## AIM OF THE EXERCISE
Print every record word for word.

Entries from a dataset of interfaces
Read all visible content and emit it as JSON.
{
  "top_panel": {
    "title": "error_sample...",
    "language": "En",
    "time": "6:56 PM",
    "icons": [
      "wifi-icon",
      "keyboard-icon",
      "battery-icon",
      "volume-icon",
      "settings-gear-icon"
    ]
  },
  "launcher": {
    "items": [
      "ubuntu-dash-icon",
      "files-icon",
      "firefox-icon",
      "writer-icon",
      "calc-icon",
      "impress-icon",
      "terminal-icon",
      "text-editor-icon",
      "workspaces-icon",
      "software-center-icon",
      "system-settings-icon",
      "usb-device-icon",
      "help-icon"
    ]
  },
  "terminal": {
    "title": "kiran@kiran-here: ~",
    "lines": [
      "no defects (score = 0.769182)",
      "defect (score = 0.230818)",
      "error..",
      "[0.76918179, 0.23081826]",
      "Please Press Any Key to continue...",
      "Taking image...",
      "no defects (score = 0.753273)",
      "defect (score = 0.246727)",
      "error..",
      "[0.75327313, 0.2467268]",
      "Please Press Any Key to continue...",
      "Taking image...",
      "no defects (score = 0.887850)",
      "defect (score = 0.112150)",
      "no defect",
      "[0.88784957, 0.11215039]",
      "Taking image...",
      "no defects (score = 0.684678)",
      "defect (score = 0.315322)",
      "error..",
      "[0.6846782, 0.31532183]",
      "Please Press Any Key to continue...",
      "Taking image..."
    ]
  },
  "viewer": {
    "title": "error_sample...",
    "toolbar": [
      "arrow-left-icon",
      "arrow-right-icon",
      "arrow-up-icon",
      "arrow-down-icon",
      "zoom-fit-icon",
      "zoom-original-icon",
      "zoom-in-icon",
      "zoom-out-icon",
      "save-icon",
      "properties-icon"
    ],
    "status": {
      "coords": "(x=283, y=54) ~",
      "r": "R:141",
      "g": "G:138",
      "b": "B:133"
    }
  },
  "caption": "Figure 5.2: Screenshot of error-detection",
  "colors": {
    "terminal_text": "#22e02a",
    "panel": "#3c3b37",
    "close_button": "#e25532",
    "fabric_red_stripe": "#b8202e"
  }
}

## RESPONSE FOR THIS EXERCISE
Read all visible content and emit it as JSON.
{
  "top_panel": {
    "title": "error_sample...",
    "language": "En",
    "time": "6:56 PM",
    "icons": [
      "wifi-icon",
      "keyboard-icon",
      "battery-icon",
      "volume-icon",
      "settings-gear-icon"
    ]
  },
  "launcher": {
    "items": [
      "ubuntu-dash-icon",
      "files-icon",
      "firefox-icon",
      "writer-icon",
      "calc-icon",
      "impress-icon",
      "terminal-icon",
      "text-editor-icon",
      "workspaces-icon",
      "software-center-icon",
      "system-settings-icon",
      "usb-device-icon",
      "help-icon"
    ]
  },
  "terminal": {
    "title": "kiran@kiran-here: ~",
    "lines": [
      "no defects (score = 0.769182)",
      "defect (score = 0.230818)",
      "error..",
      "[0.76918179, 0.23081826]",
      "Please Press Any Key to continue...",
      "Taking image...",
      "no defects (score = 0.753273)",
      "defect (score = 0.246727)",
      "error..",
      "[0.75327313, 0.2467268]",
      "Please Press Any Key to continue...",
      "Taking image...",
      "no defects (score = 0.887850)",
      "defect (score = 0.112150)",
      "no defect",
      "[0.88784957, 0.11215039]",
      "Taking image...",
      "no defects (score = 0.684678)",
      "defect (score = 0.315322)",
      "error..",
      "[0.6846782, 0.31532183]",
      "Please Press Any Key to continue...",
      "Taking image..."
    ]
  },
  "viewer": {
    "title": "error_sample...",
    "toolbar": [
      "arrow-left-icon",
      "arrow-right-icon",
      "arrow-up-icon",
      "arrow-down-icon",
      "zoom-fit-icon",
      "zoom-original-icon",
      "zoom-in-icon",
      "zoom-out-icon",
      "save-icon",
      "properties-icon"
    ],
    "status": {
      "coords": "(x=283, y=54) ~",
      "r": "R:141",
      "g": "G:138",
      "b": "B:133"
    }
  },
  "caption": "Figure 5.2: Screenshot of error-detection",
  "colors": {
    "terminal_text": "#22e02a",
    "panel": "#3c3b37",
    "close_button": "#e25532",
    "fabric_red_stripe": "#b8202e"
  }
}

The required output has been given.